  • Your comment may be edited. We would typically edit comments to make them clearer and more readable. We will remove personal information such as last names, email and web addresses, and other potentially harmful information.
  • We will not notify you if your comment has been published. We suggest that you check back on the topic article regularly.
  • We do not provide medical or healthcare advice, treatment, or diagnosis.

Thank you for participating!


I have read and agree to abide by the MedicineNet Terms and Conditions and the MedicineNet Privacy Policy (required).

To prevent our systems from spam, please complete the following prior to submitting your comment.

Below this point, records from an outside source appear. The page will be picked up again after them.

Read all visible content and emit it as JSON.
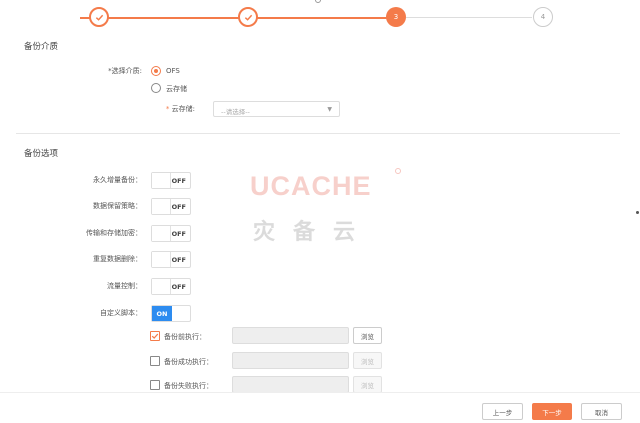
{
  "stepper": {
    "steps": [
      {
        "state": "done",
        "label": ""
      },
      {
        "state": "done",
        "label": ""
      },
      {
        "state": "active",
        "label": "3"
      },
      {
        "state": "todo",
        "label": "4"
      }
    ],
    "accent_color": "#f47b4a"
  },
  "medium_section": {
    "title": "备份介质",
    "medium_label": "*选择介质:",
    "options": [
      {
        "label": "OFS",
        "selected": true
      },
      {
        "label": "云存储",
        "selected": false
      }
    ],
    "cloud_label": "云存储:",
    "cloud_select": {
      "placeholder": "--请选择--"
    }
  },
  "options_section": {
    "title": "备份选项",
    "toggles": [
      {
        "label": "永久增量备份：",
        "state": "OFF"
      },
      {
        "label": "数据保留策略：",
        "state": "OFF"
      },
      {
        "label": "传输和存储加密：",
        "state": "OFF"
      },
      {
        "label": "重复数据删除：",
        "state": "OFF"
      },
      {
        "label": "流量控制：",
        "state": "OFF"
      },
      {
        "label": "自定义脚本：",
        "state": "ON"
      }
    ],
    "scripts": [
      {
        "label": "备份前执行：",
        "checked": true,
        "browse": "浏览",
        "enabled": true
      },
      {
        "label": "备份成功执行：",
        "checked": false,
        "browse": "浏览",
        "enabled": false
      },
      {
        "label": "备份失败执行：",
        "checked": false,
        "browse": "浏览",
        "enabled": false
      }
    ]
  },
  "watermark": {
    "brand": "UCACHE",
    "subtitle": "灾备云"
  },
  "footer": {
    "prev": "上一步",
    "next": "下一步",
    "cancel": "取消"
  }
}
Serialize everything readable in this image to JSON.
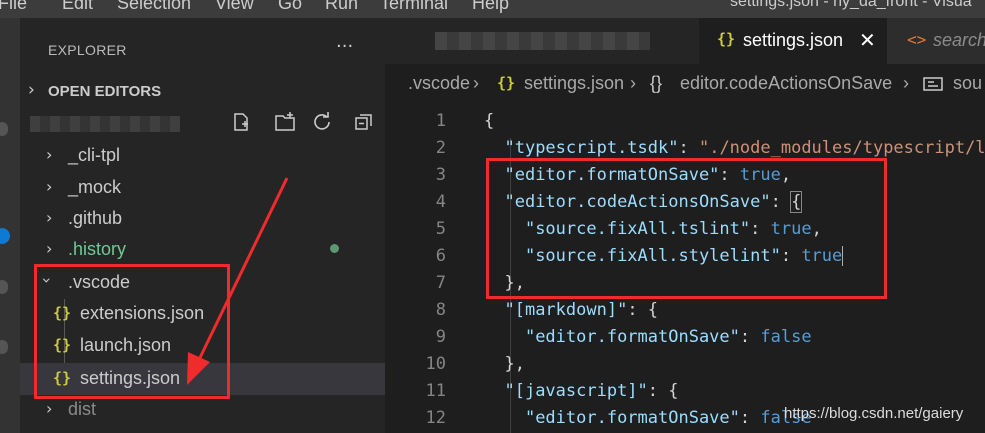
{
  "menubar": {
    "items": [
      "File",
      "Edit",
      "Selection",
      "View",
      "Go",
      "Run",
      "Terminal",
      "Help"
    ],
    "window_title": "settings.json - hy_da_front - Visua"
  },
  "sidebar": {
    "title": "EXPLORER",
    "more_icon": "ellipsis-icon",
    "open_editors_label": "OPEN EDITORS",
    "workspace_actions": [
      "new-file-icon",
      "new-folder-icon",
      "refresh-icon",
      "collapse-all-icon"
    ],
    "tree": [
      {
        "label": "_cli-tpl",
        "type": "folder",
        "expanded": false
      },
      {
        "label": "_mock",
        "type": "folder",
        "expanded": false
      },
      {
        "label": ".github",
        "type": "folder",
        "expanded": false
      },
      {
        "label": ".history",
        "type": "folder",
        "expanded": false,
        "color": "#73c991"
      },
      {
        "label": ".vscode",
        "type": "folder",
        "expanded": true
      },
      {
        "label": "extensions.json",
        "type": "file",
        "icon": "{}"
      },
      {
        "label": "launch.json",
        "type": "file",
        "icon": "{}"
      },
      {
        "label": "settings.json",
        "type": "file",
        "icon": "{}",
        "selected": true
      },
      {
        "label": "dist",
        "type": "folder",
        "expanded": false,
        "color": "#8b8b8b"
      }
    ]
  },
  "tabs": {
    "active": {
      "icon": "{}",
      "label": "settings.json",
      "close": "✕"
    },
    "next": {
      "icon": "<>",
      "label": "search"
    }
  },
  "breadcrumb": {
    "folder": ".vscode",
    "file_icon": "{}",
    "file": "settings.json",
    "symbol_icon": "{}",
    "symbol": "editor.codeActionsOnSave",
    "symbol2_icon": "string-icon",
    "symbol2": "sou"
  },
  "editor": {
    "line_numbers": [
      "1",
      "2",
      "3",
      "4",
      "5",
      "6",
      "7",
      "8",
      "9",
      "10",
      "11",
      "12"
    ],
    "lines": [
      {
        "indent": "",
        "key": "",
        "rest": "{"
      },
      {
        "indent": "  ",
        "key": "\"typescript.tsdk\"",
        "sep": ": ",
        "str": "\"./node_modules/typescript/lib\"",
        "rest": ""
      },
      {
        "indent": "  ",
        "key": "\"editor.formatOnSave\"",
        "sep": ": ",
        "bool": "true",
        "rest": ","
      },
      {
        "indent": "  ",
        "key": "\"editor.codeActionsOnSave\"",
        "sep": ": ",
        "rest": "{"
      },
      {
        "indent": "    ",
        "key": "\"source.fixAll.tslint\"",
        "sep": ": ",
        "bool": "true",
        "rest": ","
      },
      {
        "indent": "    ",
        "key": "\"source.fixAll.stylelint\"",
        "sep": ": ",
        "bool": "true",
        "rest": ""
      },
      {
        "indent": "  ",
        "key": "",
        "rest": "},"
      },
      {
        "indent": "  ",
        "key": "\"[markdown]\"",
        "sep": ": ",
        "rest": "{"
      },
      {
        "indent": "    ",
        "key": "\"editor.formatOnSave\"",
        "sep": ": ",
        "bool": "false",
        "rest": ""
      },
      {
        "indent": "  ",
        "key": "",
        "rest": "},"
      },
      {
        "indent": "  ",
        "key": "\"[javascript]\"",
        "sep": ": ",
        "rest": "{"
      },
      {
        "indent": "    ",
        "key": "\"editor.formatOnSave\"",
        "sep": ": ",
        "bool": "false",
        "rest": ""
      }
    ]
  },
  "watermark": "https://blog.csdn.net/gaiery",
  "colors": {
    "annotation_red": "#ef2b2b",
    "json_icon": "#cbcb41",
    "key": "#9cdcfe",
    "string": "#ce9178",
    "boolean": "#569cd6"
  }
}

Please select the white triangle:

What medications are available to treat high cholesterol?

There are four classes of medication that can lower cholesterol levels including statins, niacin, bile acid resins, and fibric acid derivatives.

  • A variety of statin drugs are on the market including simvastatin (Zocor), atorvastatin (Lipitor), pravastatin (Pravachol), fluvastatin (Lescol), lovastatin (Mevacor), and rosuvastatin (Crestor). These drugs primarily decrease LDL.
  • Cholestyramine (Questran) is a bile acid resin and decreases LDL.
  • Fibric acid resins lower LDL and include gemfibrozil (Lopid) and fenofibrate (Tricor).
  • Niaspan is the prescription form of niacin and decreases LDL and triglycerides as well as increases HDL.

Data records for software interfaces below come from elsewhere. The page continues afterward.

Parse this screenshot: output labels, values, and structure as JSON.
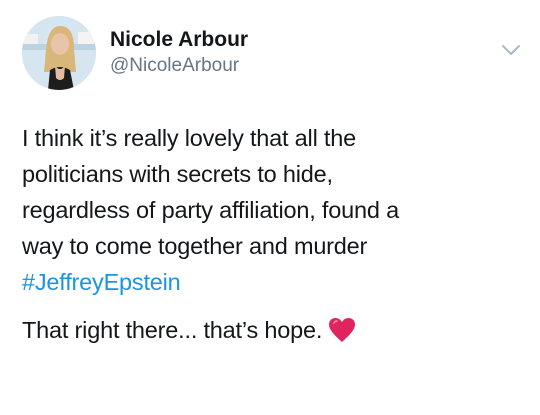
{
  "tweet": {
    "author": {
      "display_name": "Nicole Arbour",
      "handle": "@NicoleArbour"
    },
    "menu_icon": "chevron-down-icon",
    "body_lines": [
      "I think it’s really lovely that all the",
      "politicians with secrets to hide,",
      "regardless of party affiliation, found a",
      "way to come together and murder"
    ],
    "hashtag": "#JeffreyEpstein",
    "closing_text": "That right there... that’s hope.",
    "emoji": "heart-icon"
  },
  "colors": {
    "text": "#14171a",
    "handle": "#657786",
    "link": "#1b95e0",
    "heart": "#e0245e",
    "chevron": "#aab8c2"
  }
}
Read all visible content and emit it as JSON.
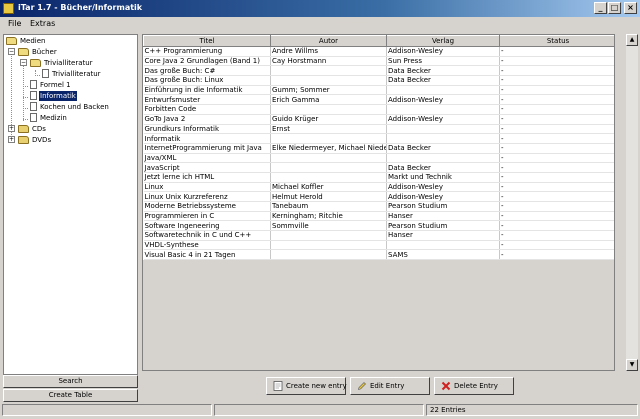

The choice as to what medication is most appropriate is usually individualized by the health care professional in discussion with the patient. These medications often need to be adjusted and monitored for side effects.

While all four medication groups may have a role in controlling cholesterol levels in association with diet, exercise, and smoking cessation, only statins are shown to decrease the risk of heart attack.

Return to Cholesterol

See what others are saying

Comment from: kimbrly567, 45-54 Female (Patient) Published: December 02

I'm 45 years old and was diagnosed with high cholesterol 5 years ago. My doctor put me on 20 mg of Zocor. While on Zocor I noticed I was experiencing some brain fog and loss of memory. I tried taking it every other day and still nothing helped. My doctor said my cholesterol was back up so he increased my dose to 40 mg. Things got worse so I stopped taking it all together. I then started exercising, losing weight and eating better. I was tested again a year later and my cholesterol had not changed. I just started on Crestor so in 6 months we will see if this is better.

Was this comment helpful?Yes
Comment from: Dotty M, Female (Patient) Published: June 02

I am a 57-year-old female who was diagnosed with high cholesterol four years ago. The doctor prescribed Zetia for a year with no significant change. Then he prescribed lovastatin, checked my liver levels in one month, and I had very little decrease in LDL and overall cholesterol levels. It was a little scary. I have always eaten okay and exercised a lot. So, after checking on alternative options, I did two things in the last three months. I went on Weight Watchers and lost 18 pounds and started taking red rice yeast, twice a day, and 600 mg in the morning and at night. My LDL dropped 70 points to 111 and my overall cholesterol dropped 42 points to 206! And my liver levels are normal! I am so pleased and look forward to my next lab work and doctor"s visit in April! I can"t wait to see my results then!

Was this comment helpful?Yes

STAY INFORMED

Get the latest health and medical information delivered direct to your inbox!